Lost your password? North American desert horned lizards have a wide range of predators within their habitat. One unusual defense mechanism involves the flooding of their ocular sinuses, tissues found below their eye, with blood. When a horned lizard feels threatened by a predator, its final defense response is to shoot blood from these flooded sinuses and out its eye sockets. As a result, the predator is often frightened and flees. The lizard also uses this mechanism to remove foreign particles from the surface of its eyes. The horned lizard has two constricting muscles that line the major veins around its eye.
By Michael Marshall. It has more defences than the Death Star, ranging from excellent camouflage to a subtle gift for risk assessment, bony defensive spines on its head and, best of all, a last-ditch retaliatory measure that is as gory as the legendary horror frog. Its body is flattened to the ground, helping to disguise it, as does its mottled skin. Spines run down the side of the body and tail, and sprout all over the head — including two large ones on the top that look like horns. Hungry lizards capture the ants on their tongues and immediately swallow them , and folds in their throats then wrap them in threads of mucus that effectively immobilise them. As a result, they can eat dozens of the insects without getting hurt.
When spiny skin isn't enough, the horned lizard repels predators with a truly bizarre tactic: squirting a stream of blood out of its eye more. When spiny skin isn't enough, the horned lizard repels predators with a truly bizarre tactic: squirting a stream of blood out of its eye. The horned lizard. Its known aliases include the horned frog and the horny toad, but it's no amphibian, just a one-reptile wrecking crew with a bizarre self-defense strategy. We'll get to that in a second. It eats mostly harvester ants, but it doesn't have any fancy hunting methods. When a foraging column of ants crosses its path, it laps them up. The ants try to fight back, but their mandibles are of little use against the lizard's scales But a coyote is a different story.
Almost everything will try to eat horned lizards, from coyotes to carnivorous mice.
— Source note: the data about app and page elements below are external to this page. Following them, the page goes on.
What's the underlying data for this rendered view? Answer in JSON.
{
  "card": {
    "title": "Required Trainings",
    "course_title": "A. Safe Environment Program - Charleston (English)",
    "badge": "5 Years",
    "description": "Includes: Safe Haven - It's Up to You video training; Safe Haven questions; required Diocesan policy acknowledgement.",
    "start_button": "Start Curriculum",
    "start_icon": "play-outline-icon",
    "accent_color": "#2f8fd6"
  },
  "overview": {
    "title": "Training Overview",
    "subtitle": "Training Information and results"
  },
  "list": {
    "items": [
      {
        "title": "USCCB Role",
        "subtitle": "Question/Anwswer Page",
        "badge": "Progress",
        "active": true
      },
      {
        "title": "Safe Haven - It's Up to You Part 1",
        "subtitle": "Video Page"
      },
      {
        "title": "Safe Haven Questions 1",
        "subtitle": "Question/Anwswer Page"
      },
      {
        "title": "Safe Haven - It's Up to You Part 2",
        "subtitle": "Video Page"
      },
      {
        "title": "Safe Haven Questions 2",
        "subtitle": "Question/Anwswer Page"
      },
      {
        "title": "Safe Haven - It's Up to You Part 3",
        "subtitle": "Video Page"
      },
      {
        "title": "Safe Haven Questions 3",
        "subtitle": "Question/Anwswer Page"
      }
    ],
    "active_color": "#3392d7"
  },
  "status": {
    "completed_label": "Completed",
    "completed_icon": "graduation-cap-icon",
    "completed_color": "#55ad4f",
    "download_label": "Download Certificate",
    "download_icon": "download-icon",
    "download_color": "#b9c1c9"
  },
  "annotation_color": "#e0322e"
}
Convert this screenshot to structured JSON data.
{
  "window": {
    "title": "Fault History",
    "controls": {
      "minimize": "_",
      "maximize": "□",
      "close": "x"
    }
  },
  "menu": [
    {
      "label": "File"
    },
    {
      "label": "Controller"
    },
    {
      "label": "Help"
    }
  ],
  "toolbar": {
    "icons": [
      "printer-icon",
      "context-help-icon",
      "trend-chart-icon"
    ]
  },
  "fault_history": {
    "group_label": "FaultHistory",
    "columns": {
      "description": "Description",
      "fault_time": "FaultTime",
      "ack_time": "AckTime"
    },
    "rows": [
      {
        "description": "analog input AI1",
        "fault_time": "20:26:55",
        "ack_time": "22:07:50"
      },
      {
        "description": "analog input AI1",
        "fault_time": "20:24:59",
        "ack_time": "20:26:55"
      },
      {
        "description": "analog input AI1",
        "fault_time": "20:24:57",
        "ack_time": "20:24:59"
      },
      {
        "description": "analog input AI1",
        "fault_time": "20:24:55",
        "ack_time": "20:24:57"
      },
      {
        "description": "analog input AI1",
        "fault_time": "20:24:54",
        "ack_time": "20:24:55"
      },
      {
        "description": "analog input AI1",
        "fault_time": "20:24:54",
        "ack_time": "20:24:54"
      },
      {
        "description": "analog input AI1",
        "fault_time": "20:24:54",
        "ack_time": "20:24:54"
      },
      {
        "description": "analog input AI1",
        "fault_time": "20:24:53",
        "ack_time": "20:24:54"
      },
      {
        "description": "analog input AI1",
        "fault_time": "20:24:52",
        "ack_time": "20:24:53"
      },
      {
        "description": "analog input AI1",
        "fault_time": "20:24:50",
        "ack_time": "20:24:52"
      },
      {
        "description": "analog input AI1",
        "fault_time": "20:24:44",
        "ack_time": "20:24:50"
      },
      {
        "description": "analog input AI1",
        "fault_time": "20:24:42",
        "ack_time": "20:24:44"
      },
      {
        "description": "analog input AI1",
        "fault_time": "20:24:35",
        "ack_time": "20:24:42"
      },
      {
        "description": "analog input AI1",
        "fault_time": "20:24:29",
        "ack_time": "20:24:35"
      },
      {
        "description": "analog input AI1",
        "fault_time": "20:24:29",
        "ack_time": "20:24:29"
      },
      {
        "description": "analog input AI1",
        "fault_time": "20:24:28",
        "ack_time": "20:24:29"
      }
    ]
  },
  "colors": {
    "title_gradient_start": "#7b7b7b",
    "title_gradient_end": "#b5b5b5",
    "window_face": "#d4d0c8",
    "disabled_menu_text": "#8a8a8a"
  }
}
In response they have evolved an arsenal of defences. A horned lizard sits motionless in the desert sun, eyeing a young coyote skulking nearby. Five inches long, with a crown of horns like a dinosaur, the lizard's mottled skin helps it blend into the background. Nevertheless, the coyote spots it. The predator pounces and holds the lizard down. Then it gingerly nibbles — and immediately regrets it. A stream of nasty-tasting blood squirts from the lizard's eyes, straight into the coyote's mouth. The coyote steps back, shaking its head from side to side in disgust.